1. The problem statement, all variables and given/known data
A monatomic, ideal gas is in a sealed container (the number of gas molecules is always constant: n = 2 moles); the initial pressure is Pi = 1.01 x 10^5 Pa and the initial volume is Vi = 0.0224 m^3.

* First, the volume of the gas is decreased at a constant pressure (at Pi = 1.01 x 10^5 Pa) to a final volume of Vf = 0.0155 m^3.
* Second, the pressure of the gas is increased at a constant volume (at Vf = 0.0155 m3) to a final pressure of Pf = 1.35 x 10^5 Pa.

How much heat was added to (give as a positive number) or removed from (give as a negative number) the system? (The gas constant R = 8.31 J/mole-K.)

2. Relevant equations
PV = nRT

3. The attempt at a solution

I guess I am confused as to how I am supposed to solve this problem without knowing the heat capacity or the specific heat of the substance.

I have calculated Ti=94.14 and Tf=125.83 - deltaT=31.692 C - why is this incorrect?

2. Dec 1, 2006

The heat capacity at constant volume of an ideal gas is: $$c_{v}NR$$.

$$c_{v} = \frac{3}{2}$$ for a monatomic gas, and $$\frac{5}{2}$$ for a diatomic gas.

The heat capacity at constant pressure of an ideal gas is:

$$(c_{v}+1})NR$$

3. Dec 3, 2006

### mikefitz

Problem Solved.

Please look at case one of the pressure vs volume graph:

http://img99.imageshack.us/img99/2964/followuphz6.gif [Broken]

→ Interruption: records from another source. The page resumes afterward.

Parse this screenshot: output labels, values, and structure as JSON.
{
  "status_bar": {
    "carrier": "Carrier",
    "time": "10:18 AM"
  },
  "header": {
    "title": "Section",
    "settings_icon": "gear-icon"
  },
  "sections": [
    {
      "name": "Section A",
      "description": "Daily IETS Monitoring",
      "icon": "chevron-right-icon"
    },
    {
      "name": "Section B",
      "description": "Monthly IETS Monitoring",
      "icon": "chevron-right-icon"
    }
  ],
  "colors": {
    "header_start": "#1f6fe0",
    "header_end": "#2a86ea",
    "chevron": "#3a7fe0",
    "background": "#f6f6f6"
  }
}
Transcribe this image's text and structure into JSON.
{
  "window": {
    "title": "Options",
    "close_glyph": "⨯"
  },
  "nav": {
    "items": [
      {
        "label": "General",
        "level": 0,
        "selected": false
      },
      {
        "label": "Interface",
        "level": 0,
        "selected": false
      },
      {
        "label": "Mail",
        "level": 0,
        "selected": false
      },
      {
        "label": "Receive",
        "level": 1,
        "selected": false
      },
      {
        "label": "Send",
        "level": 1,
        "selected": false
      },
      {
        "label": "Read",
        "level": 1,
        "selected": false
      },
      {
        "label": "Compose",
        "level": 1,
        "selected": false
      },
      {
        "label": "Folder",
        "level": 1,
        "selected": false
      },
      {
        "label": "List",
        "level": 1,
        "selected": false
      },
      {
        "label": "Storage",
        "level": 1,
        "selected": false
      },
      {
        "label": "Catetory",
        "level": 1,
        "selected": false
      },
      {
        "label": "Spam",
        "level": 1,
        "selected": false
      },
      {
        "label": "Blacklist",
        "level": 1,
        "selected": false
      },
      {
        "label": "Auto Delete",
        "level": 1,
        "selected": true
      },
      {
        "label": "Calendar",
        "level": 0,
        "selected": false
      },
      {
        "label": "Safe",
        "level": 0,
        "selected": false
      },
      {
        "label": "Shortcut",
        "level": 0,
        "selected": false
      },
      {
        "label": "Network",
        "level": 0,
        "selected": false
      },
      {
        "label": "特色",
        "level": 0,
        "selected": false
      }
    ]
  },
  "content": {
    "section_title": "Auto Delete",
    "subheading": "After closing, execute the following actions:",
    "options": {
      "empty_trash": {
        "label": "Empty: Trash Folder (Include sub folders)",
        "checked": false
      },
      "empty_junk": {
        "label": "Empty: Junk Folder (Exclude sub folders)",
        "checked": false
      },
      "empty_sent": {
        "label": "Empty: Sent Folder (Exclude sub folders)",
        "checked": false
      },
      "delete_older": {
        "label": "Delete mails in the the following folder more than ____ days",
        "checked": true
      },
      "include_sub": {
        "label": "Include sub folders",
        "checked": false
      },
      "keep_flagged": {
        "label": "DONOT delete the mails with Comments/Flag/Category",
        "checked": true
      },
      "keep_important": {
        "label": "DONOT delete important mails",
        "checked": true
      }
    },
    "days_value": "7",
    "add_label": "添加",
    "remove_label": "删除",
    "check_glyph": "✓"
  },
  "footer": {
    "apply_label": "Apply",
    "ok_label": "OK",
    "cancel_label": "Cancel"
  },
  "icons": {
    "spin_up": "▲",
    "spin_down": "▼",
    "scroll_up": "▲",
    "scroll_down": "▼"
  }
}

I thought to get the total work done by the system I would take the work done by decreasing volume and add the work done by increasing pressure.

To get the total work done all I had to do was use the work done by the system decreasing volume. (-696.9J)

Why didn't I have to add on the work done by the increase in pressure? I calculated that to be 527J, where does this energy disappear to?

thanks

Last edited by a moderator: May 2, 2017
4. Dec 3, 2006

$$W = P\Delta V$$
$$W = \int_{V_{1}}^{V_{2}} P\; dV$$